We know from Genesis that in a world full of wicked people, “God found favor with Noah.” But we have no idea how God felt about Noah’s family, including his wife, who is not named. The Jewish midrash Genesis Rabba says that Noah’s wife is Naamah, and Sarah Blake uses this name for the title and protagonist of her dream-like and intriguing first novel. Generations of Genesis readers have probably imagined Noah’s wife as obedient, chaste and reverent: so unobjectionable she does not merit much mention. Blake depicts Naamah as someone much wilder, sharing more in common with the animals she cares for. She is a practical, capable worker—it is Naamah who mucks out animals’ pens and kills newborn lambs to feed to large predators—but is also sensual and fanciful. Naamah, in Blake’s imagining, swims in the floodwaters and explores. She is also bisexual, adulterous and prone to seduction by an aquatic angel.
Naamah is the only one of the eight people aboard the ark who is comfortable with every aspect of living in a body—including sex, childbirth, nursing and death.

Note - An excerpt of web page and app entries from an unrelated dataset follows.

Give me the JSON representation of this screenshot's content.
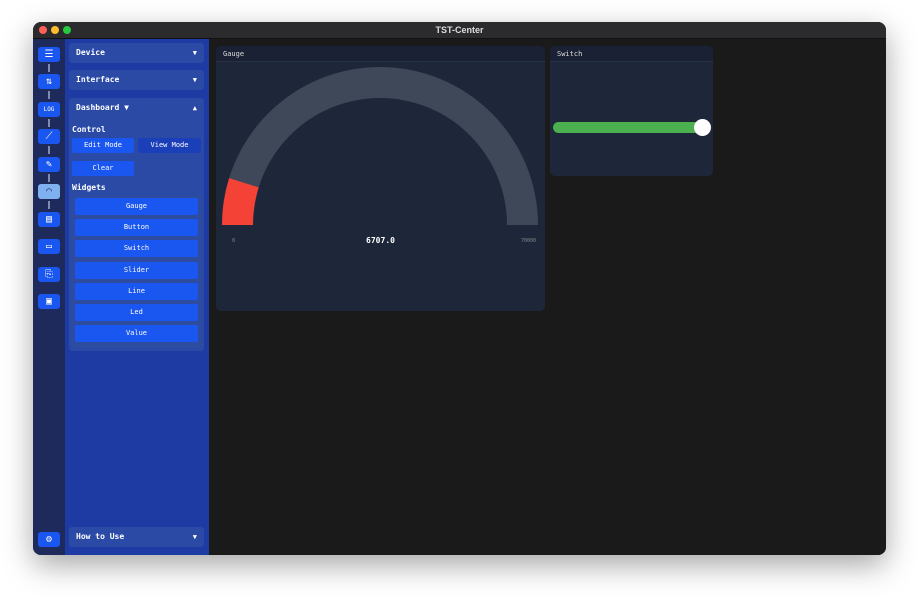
{
  "window": {
    "title": "TST-Center"
  },
  "rail": {
    "icons": [
      "menu-icon",
      "transfer-icon",
      "log-icon",
      "chart-line-icon",
      "script-icon",
      "dashboard-gauge-icon",
      "table-icon",
      "monitor-icon",
      "file-export-icon",
      "folder-search-icon",
      "settings-icon"
    ],
    "active": "dashboard-gauge-icon"
  },
  "sidebar": {
    "device": "Device",
    "interface": "Interface",
    "dashboard": "Dashboard ▼",
    "control_label": "Control",
    "edit_mode": "Edit Mode",
    "view_mode": "View Mode",
    "clear": "Clear",
    "widgets_label": "Widgets",
    "widgets": [
      "Gauge",
      "Button",
      "Switch",
      "Slider",
      "Line",
      "Led",
      "Value"
    ],
    "how_to_use": "How to Use"
  },
  "gauge": {
    "title": "Gauge",
    "value": 6707,
    "value_text": "6707.0",
    "min": 0,
    "max": 70000,
    "min_text": "0",
    "max_text": "70000",
    "fill_color": "#f44336",
    "track_color": "#3e4858"
  },
  "switch": {
    "title": "Switch",
    "on": true,
    "on_color": "#4caf50"
  }
}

When preparing the ark, Naamah realizes, “They would need a sealed bucket to [defecate] in, to clean up with, and she knew no one else would think of this.” The others do not venture into the floodwaters, fearing they will find bodies of those who perished, but Naamah dives in because she has to know. “It feels freeing, to swim, to be a part of the flood,” she tells Noah. “We’ve been so separate from it, from everything.” She asks Noah why the ark has not sunk with all the heavy animals inside, and he insists he does not know. The mystery of this situation suffuses Naamah. Noah takes everything on faith, but Naamah is not able to. She has to see and touch and learn. Naamah’s dreams mingle with reality and transport her to other times and places.
Blake writes in concise, honed prose, leaving abundant white space on each page. She imagines details about some of the mysteries behind the Noah story—like, did gnawing gerbils escape their wooden pens? (Yes.) But she leaves other questions unanswered: Just how did they lure the appropriate number and kind of animals onto the ark? In Naamah, there are more than one pair of some kinds of animals, which makes sense, given the chances of them getting sick and the need to feed smaller animals to larger ones. In one of the most beautiful scenes, Naamah communes with a thousand atlas moths. When they die, she gathers their bodies to feed other creatures and waits for their eggs to hatch and fill the room again.

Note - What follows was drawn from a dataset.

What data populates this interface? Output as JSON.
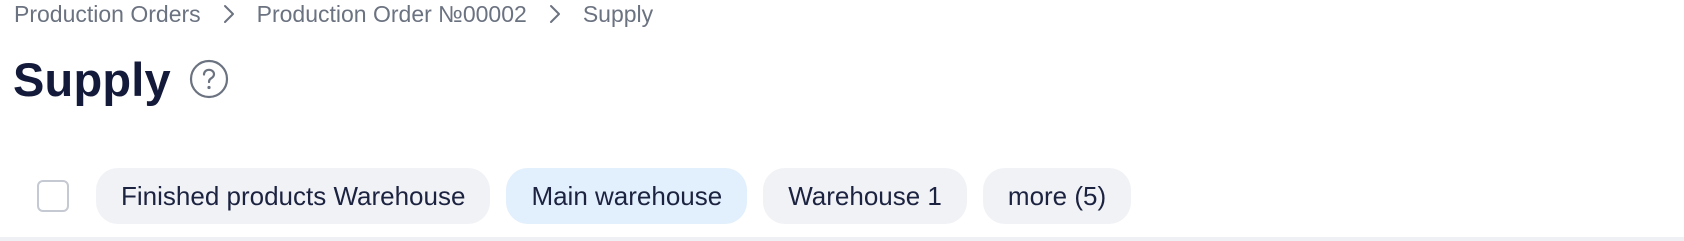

Naamah is the only one of the eight people aboard Noah's ark who is comfortable with every aspect of living in a body—including sex, childbirth, nursing and death.
“When the rains began, Noah’s doubt left him,” Blake writes. “When the rains continued, his guilt left him.” But Naamah’s doubts and guilt endure. It seems she commits some moral transgressions out of despair that she is not worthy of having been saved from the flood, as a sort of challenge to God. She eventually tells God: “I’m starting to accept that You will not judge me. Or that You have already passed judgment, and it doesn’t have much to do with me. I get it! You determined me not wicked, even if I feel otherwise.”
Blake’s vivid imagining of the life of a woman the Bible left unexplored takes some unexpected turns, but in doing so plunges readers more deeply into the mystery of God’s relationship with humanity’s second-chance Eve.